Task brief
From first line to last, retype the data exactly.

━━━ Record extracts

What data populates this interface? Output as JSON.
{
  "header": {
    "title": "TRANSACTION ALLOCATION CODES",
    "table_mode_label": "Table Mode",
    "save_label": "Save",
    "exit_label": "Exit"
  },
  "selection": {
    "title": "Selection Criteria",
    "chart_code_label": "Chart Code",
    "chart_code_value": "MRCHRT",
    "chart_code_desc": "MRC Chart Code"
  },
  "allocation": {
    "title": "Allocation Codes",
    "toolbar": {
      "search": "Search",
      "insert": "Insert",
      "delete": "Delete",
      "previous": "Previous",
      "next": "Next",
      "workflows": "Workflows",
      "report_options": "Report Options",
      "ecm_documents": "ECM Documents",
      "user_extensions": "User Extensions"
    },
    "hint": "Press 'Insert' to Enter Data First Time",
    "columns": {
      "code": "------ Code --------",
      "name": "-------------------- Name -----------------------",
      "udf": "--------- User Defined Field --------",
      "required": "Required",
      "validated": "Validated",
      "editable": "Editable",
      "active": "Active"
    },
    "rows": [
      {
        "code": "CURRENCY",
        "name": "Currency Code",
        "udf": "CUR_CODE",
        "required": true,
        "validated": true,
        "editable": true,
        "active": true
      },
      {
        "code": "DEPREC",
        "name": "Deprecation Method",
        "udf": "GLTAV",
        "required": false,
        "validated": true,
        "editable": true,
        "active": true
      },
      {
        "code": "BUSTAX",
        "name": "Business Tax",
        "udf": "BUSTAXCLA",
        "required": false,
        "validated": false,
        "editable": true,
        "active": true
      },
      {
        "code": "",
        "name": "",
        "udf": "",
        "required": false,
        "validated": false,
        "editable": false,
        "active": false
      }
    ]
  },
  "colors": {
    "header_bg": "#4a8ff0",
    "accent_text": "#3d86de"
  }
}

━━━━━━

Response box
What data populates this interface? Output as JSON.
{
  "header": {
    "title": "TRANSACTION ALLOCATION CODES",
    "table_mode_label": "Table Mode",
    "save_label": "Save",
    "exit_label": "Exit"
  },
  "selection": {
    "title": "Selection Criteria",
    "chart_code_label": "Chart Code",
    "chart_code_value": "MRCHRT",
    "chart_code_desc": "MRC Chart Code"
  },
  "allocation": {
    "title": "Allocation Codes",
    "toolbar": {
      "search": "Search",
      "insert": "Insert",
      "delete": "Delete",
      "previous": "Previous",
      "next": "Next",
      "workflows": "Workflows",
      "report_options": "Report Options",
      "ecm_documents": "ECM Documents",
      "user_extensions": "User Extensions"
    },
    "hint": "Press 'Insert' to Enter Data First Time",
    "columns": {
      "code": "------ Code --------",
      "name": "-------------------- Name -----------------------",
      "udf": "--------- User Defined Field --------",
      "required": "Required",
      "validated": "Validated",
      "editable": "Editable",
      "active": "Active"
    },
    "rows": [
      {
        "code": "CURRENCY",
        "name": "Currency Code",
        "udf": "CUR_CODE",
        "required": true,
        "validated": true,
        "editable": true,
        "active": true
      },
      {
        "code": "DEPREC",
        "name": "Deprecation Method",
        "udf": "GLTAV",
        "required": false,
        "validated": true,
        "editable": true,
        "active": true
      },
      {
        "code": "BUSTAX",
        "name": "Business Tax",
        "udf": "BUSTAXCLA",
        "required": false,
        "validated": false,
        "editable": true,
        "active": true
      },
      {
        "code": "",
        "name": "",
        "udf": "",
        "required": false,
        "validated": false,
        "editable": false,
        "active": false
      }
    ]
  },
  "colors": {
    "header_bg": "#4a8ff0",
    "accent_text": "#3d86de"
  }
}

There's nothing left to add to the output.